── Supplied material

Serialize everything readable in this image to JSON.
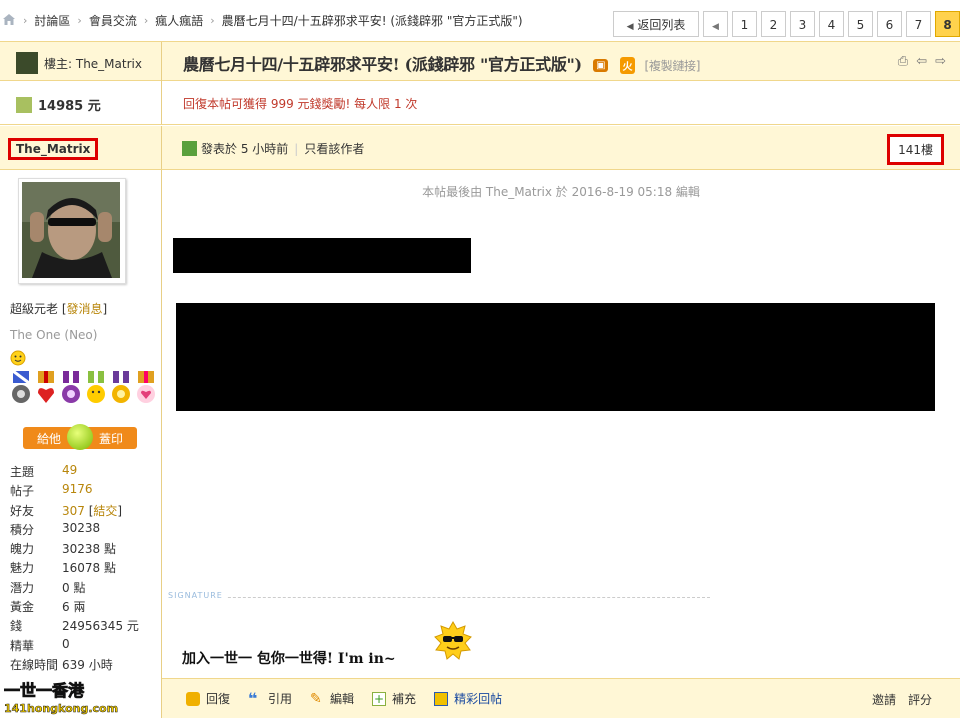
{
  "breadcrumb": [
    "討論區",
    "會員交流",
    "瘋人瘋語",
    "農曆七月十四/十五辟邪求平安! (派錢辟邪 \"官方正式版\")"
  ],
  "pager": {
    "back": "返回列表",
    "pages": [
      "1",
      "2",
      "3",
      "4",
      "5",
      "6",
      "7"
    ],
    "current": "8"
  },
  "thread": {
    "owner_label": "樓主: The_Matrix",
    "title": "農曆七月十四/十五辟邪求平安! (派錢辟邪 \"官方正式版\")",
    "hot_badge": "火",
    "copy_link": "[複製鏈接]"
  },
  "money": "14985 元",
  "reward_notice": "回復本帖可獲得 999 元錢獎勵! 每人限 1 次",
  "post": {
    "author": "The_Matrix",
    "posted": "發表於 5 小時前",
    "author_only": "只看該作者",
    "floor": "141樓",
    "edited": "本帖最後由 The_Matrix 於 2016-8-19 05:18 編輯",
    "signature_label": "SIGNATURE",
    "signature_text": "加入一世一 包你一世得!  I'm in~"
  },
  "profile": {
    "rank": "超級元老",
    "pm_link": "發消息",
    "custom_title": "The One (Neo)",
    "give_left": "給他",
    "give_right": "蓋印",
    "stats": [
      {
        "k": "主題",
        "v": "49"
      },
      {
        "k": "帖子",
        "v": "9176"
      },
      {
        "k": "好友",
        "v": "307"
      },
      {
        "k": "積分",
        "v": "30238"
      },
      {
        "k": "魄力",
        "v": "30238 點"
      },
      {
        "k": "魅力",
        "v": "16078 點"
      },
      {
        "k": "潛力",
        "v": "0 點"
      },
      {
        "k": "黃金",
        "v": "6 兩"
      },
      {
        "k": "錢",
        "v": "24956345 元"
      },
      {
        "k": "精華",
        "v": "0"
      },
      {
        "k": "在線時間",
        "v": "639 小時"
      }
    ],
    "make_friend": "結交"
  },
  "actions": [
    "回復",
    "引用",
    "編輯",
    "補充",
    "精彩回帖"
  ],
  "foot_right": [
    "邀請",
    "評分"
  ],
  "site_logo": "一世一香港 141hongkong.com"
}
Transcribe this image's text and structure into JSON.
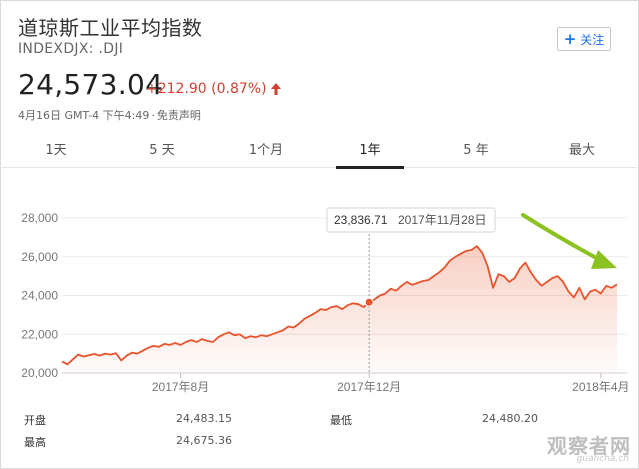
{
  "header": {
    "title": "道琼斯工业平均指数",
    "ticker": "INDEXDJX: .DJI",
    "follow_label": "关注"
  },
  "quote": {
    "price": "24,573.04",
    "change": "+212.90 (0.87%)",
    "date": "4月16日 GMT-4 下午4:49",
    "disclaimer": "免责声明",
    "change_color": "#d23f31"
  },
  "tabs": [
    {
      "label": "1天"
    },
    {
      "label": "5 天"
    },
    {
      "label": "1个月"
    },
    {
      "label": "1年",
      "active": true
    },
    {
      "label": "5 年"
    },
    {
      "label": "最大"
    }
  ],
  "tooltip": {
    "value": "23,836.71",
    "date": "2017年11月28日"
  },
  "stats": {
    "open_label": "开盘",
    "open_value": "24,483.15",
    "high_label": "最高",
    "high_value": "24,675.36",
    "low_label": "最低",
    "low_value": "24,480.20"
  },
  "watermark": {
    "main": "观察者网",
    "sub": "guancha.cn"
  },
  "chart_data": {
    "type": "area",
    "title": "",
    "xlabel": "",
    "ylabel": "",
    "ylim": [
      20000,
      28000
    ],
    "y_ticks": [
      "28,000",
      "26,000",
      "24,000",
      "22,000",
      "20,000"
    ],
    "x_ticks": [
      "2017年8月",
      "2017年12月",
      "2018年4月"
    ],
    "line_color": "#e8542c",
    "arrow_color": "#8cc21f",
    "grid": true,
    "series": [
      {
        "values": [
          20600,
          20450,
          20700,
          20950,
          20850,
          20920,
          20980,
          20900,
          21000,
          20950,
          21020,
          20650,
          20900,
          21050,
          21000,
          21150,
          21300,
          21400,
          21350,
          21500,
          21450,
          21550,
          21450,
          21600,
          21700,
          21600,
          21750,
          21650,
          21600,
          21850,
          22000,
          22100,
          21950,
          22000,
          21800,
          21900,
          21850,
          21950,
          21900,
          22000,
          22100,
          22200,
          22400,
          22350,
          22550,
          22800,
          22950,
          23100,
          23300,
          23250,
          23400,
          23450,
          23300,
          23500,
          23600,
          23550,
          23400,
          23650,
          23800,
          24000,
          24100,
          24350,
          24250,
          24500,
          24700,
          24550,
          24650,
          24750,
          24800,
          25000,
          25200,
          25450,
          25800,
          26000,
          26150,
          26300,
          26350,
          26550,
          26200,
          25500,
          24400,
          25100,
          25000,
          24700,
          24900,
          25400,
          25700,
          25200,
          24800,
          24500,
          24700,
          24900,
          25000,
          24700,
          24200,
          23900,
          24400,
          23800,
          24200,
          24300,
          24100,
          24500,
          24400,
          24573
        ]
      }
    ],
    "highlight": {
      "index": 57,
      "value": 23836.71
    }
  }
}
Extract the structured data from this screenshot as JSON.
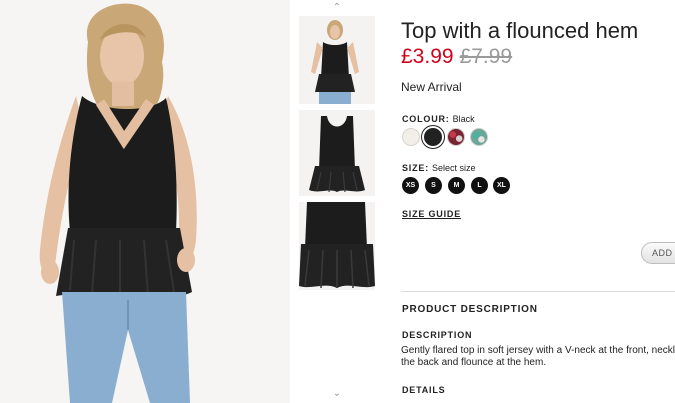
{
  "product": {
    "title": "Top with a flounced hem",
    "price_sale": "£3.99",
    "price_original": "£7.99",
    "badge": "New Arrival"
  },
  "colour": {
    "label": "COLOUR:",
    "selected": "Black",
    "swatches": [
      {
        "name": "off-white",
        "color": "#f2efe8"
      },
      {
        "name": "black",
        "color": "#222222"
      },
      {
        "name": "burgundy pattern",
        "color": "#7a2232"
      },
      {
        "name": "green pattern",
        "color": "#6aa69a"
      }
    ]
  },
  "size": {
    "label": "SIZE:",
    "placeholder": "Select size",
    "options": [
      "XS",
      "S",
      "M",
      "L",
      "XL"
    ]
  },
  "size_guide": "SIZE GUIDE",
  "add_button": "ADD T",
  "description": {
    "section_title": "PRODUCT DESCRIPTION",
    "heading": "DESCRIPTION",
    "text": "Gently flared top in soft jersey with a V-neck at the front, neckline at the back and flounce at the hem.",
    "details_heading": "DETAILS"
  },
  "gallery": {
    "up_arrow": "⌃",
    "down_arrow": "⌄"
  },
  "colors": {
    "sale_price": "#d0021b",
    "old_price": "#9a9a9a"
  }
}
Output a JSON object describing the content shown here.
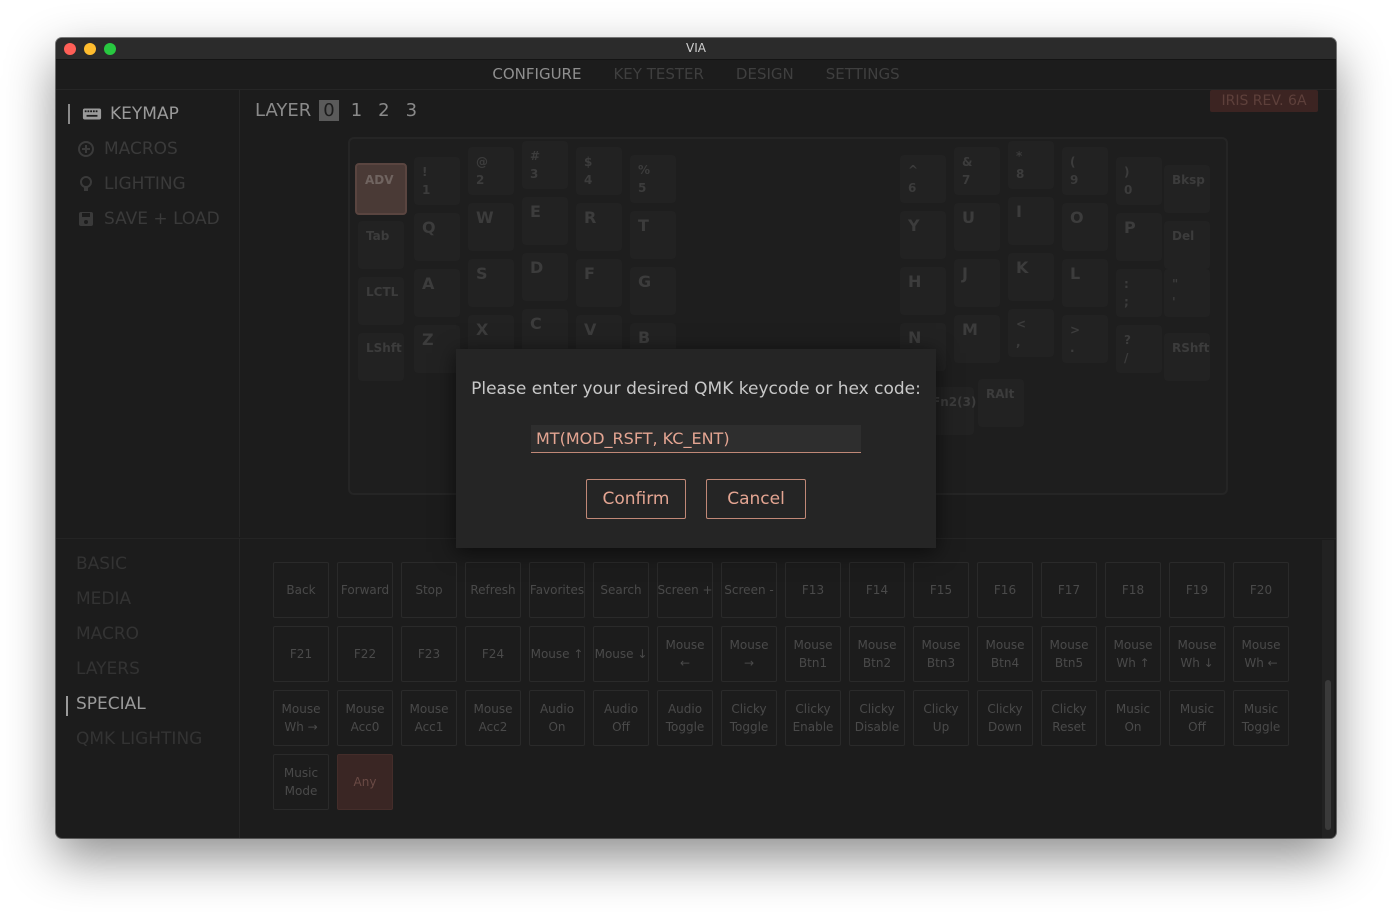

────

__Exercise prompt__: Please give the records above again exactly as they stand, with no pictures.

__Exercise result__:
Serialize everything readable in this image to JSON.
{
  "breadcrumb": [
    "討論區",
    "會員交流",
    "瘋人瘋語",
    "農曆七月十四/十五辟邪求平安! (派錢辟邪 \"官方正式版\")"
  ],
  "pager": {
    "back": "返回列表",
    "pages": [
      "1",
      "2",
      "3",
      "4",
      "5",
      "6",
      "7"
    ],
    "current": "8"
  },
  "thread": {
    "owner_label": "樓主: The_Matrix",
    "title": "農曆七月十四/十五辟邪求平安! (派錢辟邪 \"官方正式版\")",
    "hot_badge": "火",
    "copy_link": "[複製鏈接]"
  },
  "money": "14985 元",
  "reward_notice": "回復本帖可獲得 999 元錢獎勵! 每人限 1 次",
  "post": {
    "author": "The_Matrix",
    "posted": "發表於 5 小時前",
    "author_only": "只看該作者",
    "floor": "141樓",
    "edited": "本帖最後由 The_Matrix 於 2016-8-19 05:18 編輯",
    "signature_label": "SIGNATURE",
    "signature_text": "加入一世一 包你一世得!  I'm in~"
  },
  "profile": {
    "rank": "超級元老",
    "pm_link": "發消息",
    "custom_title": "The One (Neo)",
    "give_left": "給他",
    "give_right": "蓋印",
    "stats": [
      {
        "k": "主題",
        "v": "49"
      },
      {
        "k": "帖子",
        "v": "9176"
      },
      {
        "k": "好友",
        "v": "307"
      },
      {
        "k": "積分",
        "v": "30238"
      },
      {
        "k": "魄力",
        "v": "30238 點"
      },
      {
        "k": "魅力",
        "v": "16078 點"
      },
      {
        "k": "潛力",
        "v": "0 點"
      },
      {
        "k": "黃金",
        "v": "6 兩"
      },
      {
        "k": "錢",
        "v": "24956345 元"
      },
      {
        "k": "精華",
        "v": "0"
      },
      {
        "k": "在線時間",
        "v": "639 小時"
      }
    ],
    "make_friend": "結交"
  },
  "actions": [
    "回復",
    "引用",
    "編輯",
    "補充",
    "精彩回帖"
  ],
  "foot_right": [
    "邀請",
    "評分"
  ],
  "site_logo": "一世一香港 141hongkong.com"
}
Transcribe this image's text and structure into JSON.
{
  "header": {
    "title": "道琼斯工业平均指数",
    "ticker": "INDEXDJX: .DJI",
    "follow_label": "关注"
  },
  "quote": {
    "price": "24,573.04",
    "change": "+212.90 (0.87%)",
    "date": "4月16日 GMT-4 下午4:49",
    "disclaimer": "免责声明",
    "change_color": "#d23f31"
  },
  "tabs": [
    {
      "label": "1天"
    },
    {
      "label": "5 天"
    },
    {
      "label": "1个月"
    },
    {
      "label": "1年",
      "active": true
    },
    {
      "label": "5 年"
    },
    {
      "label": "最大"
    }
  ],
  "tooltip": {
    "value": "23,836.71",
    "date": "2017年11月28日"
  },
  "stats": {
    "open_label": "开盘",
    "open_value": "24,483.15",
    "high_label": "最高",
    "high_value": "24,675.36",
    "low_label": "最低",
    "low_value": "24,480.20"
  },
  "watermark": {
    "main": "观察者网",
    "sub": "guancha.cn"
  },
  "chart_data": {
    "type": "area",
    "title": "",
    "xlabel": "",
    "ylabel": "",
    "ylim": [
      20000,
      28000
    ],
    "y_ticks": [
      "28,000",
      "26,000",
      "24,000",
      "22,000",
      "20,000"
    ],
    "x_ticks": [
      "2017年8月",
      "2017年12月",
      "2018年4月"
    ],
    "line_color": "#e8542c",
    "arrow_color": "#8cc21f",
    "grid": true,
    "series": [
      {
        "values": [
          20600,
          20450,
          20700,
          20950,
          20850,
          20920,
          20980,
          20900,
          21000,
          20950,
          21020,
          20650,
          20900,
          21050,
          21000,
          21150,
          21300,
          21400,
          21350,
          21500,
          21450,
          21550,
          21450,
          21600,
          21700,
          21600,
          21750,
          21650,
          21600,
          21850,
          22000,
          22100,
          21950,
          22000,
          21800,
          21900,
          21850,
          21950,
          21900,
          22000,
          22100,
          22200,
          22400,
          22350,
          22550,
          22800,
          22950,
          23100,
          23300,
          23250,
          23400,
          23450,
          23300,
          23500,
          23600,
          23550,
          23400,
          23650,
          23800,
          24000,
          24100,
          24350,
          24250,
          24500,
          24700,
          24550,
          24650,
          24750,
          24800,
          25000,
          25200,
          25450,
          25800,
          26000,
          26150,
          26300,
          26350,
          26550,
          26200,
          25500,
          24400,
          25100,
          25000,
          24700,
          24900,
          25400,
          25700,
          25200,
          24800,
          24500,
          24700,
          24900,
          25000,
          24700,
          24200,
          23900,
          24400,
          23800,
          24200,
          24300,
          24100,
          24500,
          24400,
          24573
        ]
      }
    ],
    "highlight": {
      "index": 57,
      "value": 23836.71
    }
  }
}
Extract the structured data from this screenshot as JSON.
{
  "product": {
    "title": "Top with a flounced hem",
    "price_sale": "£3.99",
    "price_original": "£7.99",
    "badge": "New Arrival"
  },
  "colour": {
    "label": "COLOUR:",
    "selected": "Black",
    "swatches": [
      {
        "name": "off-white",
        "color": "#f2efe8"
      },
      {
        "name": "black",
        "color": "#222222"
      },
      {
        "name": "burgundy pattern",
        "color": "#7a2232"
      },
      {
        "name": "green pattern",
        "color": "#6aa69a"
      }
    ]
  },
  "size": {
    "label": "SIZE:",
    "placeholder": "Select size",
    "options": [
      "XS",
      "S",
      "M",
      "L",
      "XL"
    ]
  },
  "size_guide": "SIZE GUIDE",
  "add_button": "ADD T",
  "description": {
    "section_title": "PRODUCT DESCRIPTION",
    "heading": "DESCRIPTION",
    "text": "Gently flared top in soft jersey with a V-neck at the front, neckline at the back and flounce at the hem.",
    "details_heading": "DETAILS"
  },
  "gallery": {
    "up_arrow": "⌃",
    "down_arrow": "⌄"
  },
  "colors": {
    "sale_price": "#d0021b",
    "old_price": "#9a9a9a"
  }
}
Output a JSON object describing the content shown here.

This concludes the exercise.